X-37B: Questions About the New Mission of the Mysterious Spaceplane Launched by a Falcon Heavy

Artist's view of the atmospheric re-entry of the U.S. Space Force X-37B. Nasa, Marshall Space Center

For its seventh mission, the mysterious X-37B of the United States Space Force used a SpaceX Falcon Heavy to reach space. The choice of such a powerful launcher may be surprising. However, for the commencement of its mission, this spacecraft will not confine itself to low Earth orbit. It must reach geostationary orbit, raising questions about the true nature of the X-37B.

Early this morning, French time, a Falcon Heavy successfully launched the X-37B spacecraft of the United States Space Force, or rather the small “drone-ized” space shuttle, for its seventh mission (OTV-7), which is certainly not done making headlines!

In the six previous missions, the X-37B used less powerful launchers to reach space (SpaceX’s Falcon 9 and ULA’s Atlas V in the first five missions). However, for this seventh mission, the X-37B launched the vehicle on a SpaceX Falcon Heavy, a launcher that is significantly more powerful than the two it previously used. The Falcon 9 would have sufficed for low Earth orbit, but the U.S. Air Force opted for a more powerful launcher, allowing the vehicle to “operate in new orbital regimes,” according to a U.S. Air Force spokesperson. Specifically, the X-37B is in flight on a geostationary orbit, reigniting questions about the true nature of this apparatus.

Also: The X-37B Prepares for a New Space Mission of Questionable Duration

A Groundbreaking Mission in Geostationary Orbit

It is important to note that the United States Space Force generally does not disclose the classified aspects of X-37B missions.

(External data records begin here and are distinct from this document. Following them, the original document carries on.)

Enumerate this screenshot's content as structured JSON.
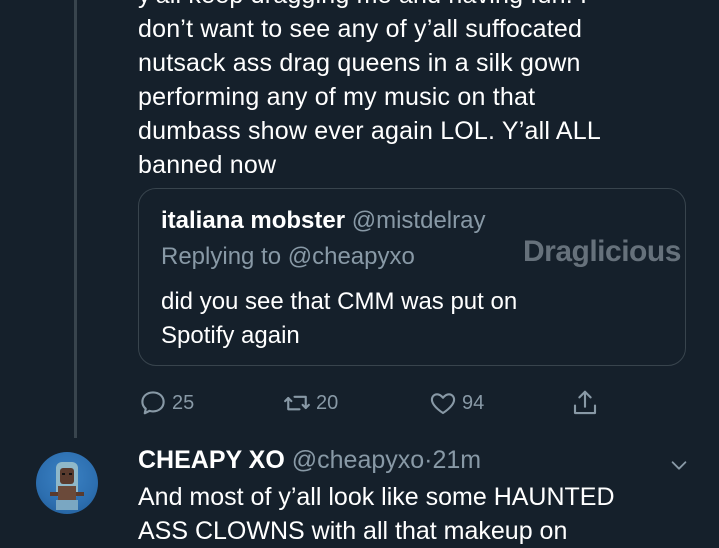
{
  "tweet": {
    "lines": [
      "y'all keep dragging me and having fun. I",
      "don’t want to see any of y’all suffocated",
      "nutsack ass drag queens in a silk gown",
      "performing any of my music on that",
      "dumbass show ever again LOL. Y’all ALL",
      "banned now"
    ],
    "quoted": {
      "name": "italiana mobster",
      "handle": "@mistdelray",
      "replying": "Replying to @cheapyxo",
      "lines": [
        "did you see that CMM was put on",
        "Spotify again"
      ]
    },
    "watermark": "Draglicious",
    "actions": {
      "replies": "25",
      "retweets": "20",
      "likes": "94"
    }
  },
  "tweet2": {
    "name": "CHEAPY XO",
    "handle": "@cheapyxo",
    "separator": "·",
    "time": "21m",
    "lines": [
      "And most of y’all look like some HAUNTED",
      "ASS CLOWNS with all that makeup on "
    ]
  },
  "colors": {
    "background": "#15202b",
    "secondary_text": "#8899a6",
    "border": "#38444d"
  }
}
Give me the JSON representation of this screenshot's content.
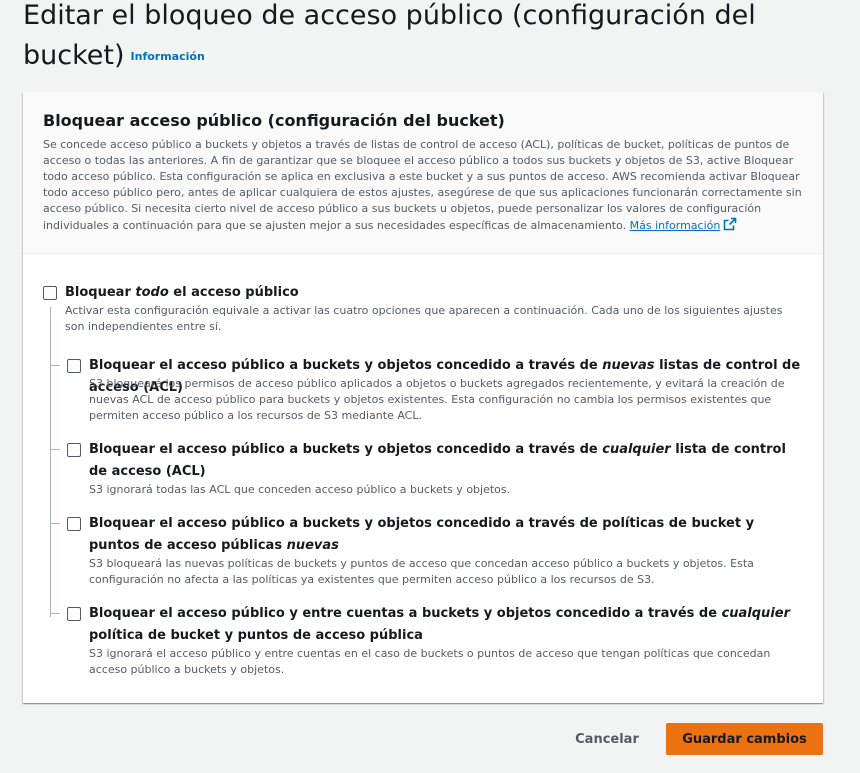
{
  "header": {
    "title": "Editar el bloqueo de acceso público (configuración del bucket)",
    "info_link": "Información"
  },
  "panel": {
    "title": "Bloquear acceso público (configuración del bucket)",
    "description": "Se concede acceso público a buckets y objetos a través de listas de control de acceso (ACL), políticas de bucket, políticas de puntos de acceso o todas las anteriores. A fin de garantizar que se bloquee el acceso público a todos sus buckets y objetos de S3, active Bloquear todo acceso público. Esta configuración se aplica en exclusiva a este bucket y a sus puntos de acceso. AWS recomienda activar Bloquear todo acceso público pero, antes de aplicar cualquiera de estos ajustes, asegúrese de que sus aplicaciones funcionarán correctamente sin acceso público. Si necesita cierto nivel de acceso público a sus buckets u objetos, puede personalizar los valores de configuración individuales a continuación para que se ajusten mejor a sus necesidades específicas de almacenamiento.",
    "more_info_link": "Más información"
  },
  "block_all": {
    "title_pre": "Bloquear ",
    "title_em": "todo",
    "title_post": " el acceso público",
    "description": "Activar esta configuración equivale a activar las cuatro opciones que aparecen a continuación. Cada uno de los siguientes ajustes son independientes entre sí.",
    "checked": false
  },
  "options": [
    {
      "title_pre": "Bloquear el acceso público a buckets y objetos concedido a través de ",
      "title_em": "nuevas",
      "title_post": " listas de control de acceso (ACL)",
      "description": "S3 bloqueará los permisos de acceso público aplicados a objetos o buckets agregados recientemente, y evitará la creación de nuevas ACL de acceso público para buckets y objetos existentes. Esta configuración no cambia los permisos existentes que permiten acceso público a los recursos de S3 mediante ACL.",
      "checked": false
    },
    {
      "title_pre": "Bloquear el acceso público a buckets y objetos concedido a través de ",
      "title_em": "cualquier",
      "title_post": " lista de control de acceso (ACL)",
      "description": "S3 ignorará todas las ACL que conceden acceso público a buckets y objetos.",
      "checked": false
    },
    {
      "title_pre": "Bloquear el acceso público a buckets y objetos concedido a través de políticas de bucket y puntos de acceso públicas ",
      "title_em": "nuevas",
      "title_post": "",
      "description": "S3 bloqueará las nuevas políticas de buckets y puntos de acceso que concedan acceso público a buckets y objetos. Esta configuración no afecta a las políticas ya existentes que permiten acceso público a los recursos de S3.",
      "checked": false
    },
    {
      "title_pre": "Bloquear el acceso público y entre cuentas a buckets y objetos concedido a través de ",
      "title_em": "cualquier",
      "title_post": " política de bucket y puntos de acceso pública",
      "description": "S3 ignorará el acceso público y entre cuentas en el caso de buckets o puntos de acceso que tengan políticas que concedan acceso público a buckets y objetos.",
      "checked": false
    }
  ],
  "footer": {
    "cancel_label": "Cancelar",
    "save_label": "Guardar cambios"
  },
  "colors": {
    "link": "#0073bb",
    "primary_button": "#ec7211",
    "page_background": "#f2f3f3"
  }
}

Few details are available about the activities this vehicle will undertake in orbit or its permanent location. However, the U.S. Air Force has consistently stated that X-37B missions “are essential to ensuring safe and responsible space operations for all users of the space domain.”

This seventh mission marks a turning point in the operational career of the vehicle, with an unknown mission duration and many questions about the orbits and altitudes it will use throughout its mission.

Since its commissioning over ten years ago in 2010, with a total of over 3,770 days in orbit, the X-37B has always sparked curiosity within the space community. It was believed to be, according to program officials, a remarkable vehicle for orbital tests and demonstrations. However, this mission in geostationary orbit, at 36,000 kilometers altitude, raises numerous questions, as it should be emphasized that no scientific experiment or demonstration of new, even highly experimental, technologies requires going so far from Earth.

Militarization of X-37B Activities

The X-37B returns to Earth in November 2022, after its sixth mission of 908 days in orbit © Boeing, US Space Force
The X-37B returns to Earth in November 2022, after its sixth mission of 908 days in orbit © Boeing, US Space Force.

This vehicle could be used to test, simulate, or initiate various advanced surveillance, protection, or even defensive or offensive military activities, such as neutralizing enemy satellites or moving foreign satellites away from American satellites; the latter two activities are obviously being simulated! One could also consider, quite feasibly, maintenance activities, whether simulated or operational, on active American satellites, or perhaps testing the capabilities of the X-37B’s robotic arm on decommissioned satellites located in a graveyard orbit slightly higher than geostationary orbit.